**EXERCISE OBJECTIVE**: Using the word "Tabulations" as the filter, copy each matching line from the records.

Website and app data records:
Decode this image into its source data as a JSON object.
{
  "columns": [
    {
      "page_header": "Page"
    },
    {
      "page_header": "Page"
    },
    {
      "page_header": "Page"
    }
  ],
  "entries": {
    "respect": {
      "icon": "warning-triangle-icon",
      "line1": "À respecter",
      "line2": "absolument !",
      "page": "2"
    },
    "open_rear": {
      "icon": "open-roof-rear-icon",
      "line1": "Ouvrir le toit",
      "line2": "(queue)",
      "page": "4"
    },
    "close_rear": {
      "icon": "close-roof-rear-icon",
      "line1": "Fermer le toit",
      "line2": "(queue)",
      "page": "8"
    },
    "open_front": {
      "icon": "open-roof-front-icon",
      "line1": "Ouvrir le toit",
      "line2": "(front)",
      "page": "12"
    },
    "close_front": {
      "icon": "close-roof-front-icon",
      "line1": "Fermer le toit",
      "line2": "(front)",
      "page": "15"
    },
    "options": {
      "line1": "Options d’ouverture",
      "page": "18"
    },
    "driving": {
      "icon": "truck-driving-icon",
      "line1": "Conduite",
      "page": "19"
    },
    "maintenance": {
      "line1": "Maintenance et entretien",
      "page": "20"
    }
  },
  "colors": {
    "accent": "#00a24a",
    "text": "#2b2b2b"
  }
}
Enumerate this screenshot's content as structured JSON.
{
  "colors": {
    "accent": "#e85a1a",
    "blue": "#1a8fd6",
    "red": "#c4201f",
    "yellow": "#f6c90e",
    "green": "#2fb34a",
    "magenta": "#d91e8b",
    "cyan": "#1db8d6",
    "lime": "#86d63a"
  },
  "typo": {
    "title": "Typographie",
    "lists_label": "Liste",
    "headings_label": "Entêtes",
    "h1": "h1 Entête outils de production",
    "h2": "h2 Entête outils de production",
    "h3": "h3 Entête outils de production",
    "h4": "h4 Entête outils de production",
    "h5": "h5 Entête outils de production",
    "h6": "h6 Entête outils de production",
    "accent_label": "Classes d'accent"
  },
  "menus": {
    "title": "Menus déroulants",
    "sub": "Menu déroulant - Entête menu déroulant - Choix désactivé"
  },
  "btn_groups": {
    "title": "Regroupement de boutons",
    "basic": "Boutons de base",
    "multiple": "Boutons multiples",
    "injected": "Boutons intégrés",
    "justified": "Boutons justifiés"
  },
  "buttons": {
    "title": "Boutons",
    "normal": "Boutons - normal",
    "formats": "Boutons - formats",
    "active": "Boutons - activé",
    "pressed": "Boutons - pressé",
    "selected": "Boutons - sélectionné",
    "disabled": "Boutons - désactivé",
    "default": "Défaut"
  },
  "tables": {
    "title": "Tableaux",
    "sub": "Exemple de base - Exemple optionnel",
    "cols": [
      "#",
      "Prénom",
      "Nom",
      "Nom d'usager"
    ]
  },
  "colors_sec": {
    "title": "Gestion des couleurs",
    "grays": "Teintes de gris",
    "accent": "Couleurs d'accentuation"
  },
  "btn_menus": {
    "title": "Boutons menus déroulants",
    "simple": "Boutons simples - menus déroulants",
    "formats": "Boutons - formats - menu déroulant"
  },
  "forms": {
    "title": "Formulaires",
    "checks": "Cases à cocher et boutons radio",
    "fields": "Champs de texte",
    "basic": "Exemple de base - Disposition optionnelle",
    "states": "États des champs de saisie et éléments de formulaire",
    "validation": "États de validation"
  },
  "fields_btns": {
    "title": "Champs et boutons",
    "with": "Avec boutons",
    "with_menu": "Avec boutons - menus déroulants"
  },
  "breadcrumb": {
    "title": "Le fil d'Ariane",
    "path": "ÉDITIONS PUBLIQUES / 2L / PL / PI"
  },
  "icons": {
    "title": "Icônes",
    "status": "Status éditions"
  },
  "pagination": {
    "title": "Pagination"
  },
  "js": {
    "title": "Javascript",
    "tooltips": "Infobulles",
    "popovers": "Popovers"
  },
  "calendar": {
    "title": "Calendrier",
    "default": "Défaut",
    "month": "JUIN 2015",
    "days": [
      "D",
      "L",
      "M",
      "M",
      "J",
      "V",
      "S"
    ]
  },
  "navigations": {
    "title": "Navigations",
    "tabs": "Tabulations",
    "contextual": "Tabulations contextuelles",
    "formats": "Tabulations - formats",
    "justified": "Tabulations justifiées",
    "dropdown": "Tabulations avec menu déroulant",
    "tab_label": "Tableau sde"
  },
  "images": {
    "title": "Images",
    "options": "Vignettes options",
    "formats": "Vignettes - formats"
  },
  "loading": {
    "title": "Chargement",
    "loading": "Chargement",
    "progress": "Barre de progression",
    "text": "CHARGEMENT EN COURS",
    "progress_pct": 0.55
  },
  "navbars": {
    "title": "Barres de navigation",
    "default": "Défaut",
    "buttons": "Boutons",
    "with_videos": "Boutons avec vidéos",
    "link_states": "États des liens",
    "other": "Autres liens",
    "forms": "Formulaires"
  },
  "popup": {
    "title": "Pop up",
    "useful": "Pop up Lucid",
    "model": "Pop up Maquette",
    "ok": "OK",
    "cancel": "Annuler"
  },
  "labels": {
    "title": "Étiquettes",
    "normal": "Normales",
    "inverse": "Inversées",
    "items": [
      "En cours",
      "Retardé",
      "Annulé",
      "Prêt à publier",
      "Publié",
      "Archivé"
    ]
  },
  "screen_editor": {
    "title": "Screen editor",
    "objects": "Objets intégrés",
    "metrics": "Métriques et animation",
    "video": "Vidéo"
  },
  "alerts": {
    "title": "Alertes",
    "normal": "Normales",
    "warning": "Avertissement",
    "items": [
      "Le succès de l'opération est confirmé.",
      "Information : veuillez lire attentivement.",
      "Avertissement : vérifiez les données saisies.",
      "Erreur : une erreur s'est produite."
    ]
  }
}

**ANSWER SECTION**:
    "tabs": "Tabulations",
    "contextual": "Tabulations contextuelles",
    "formats": "Tabulations - formats",
    "justified": "Tabulations justifiées",
    "dropdown": "Tabulations avec menu déroulant",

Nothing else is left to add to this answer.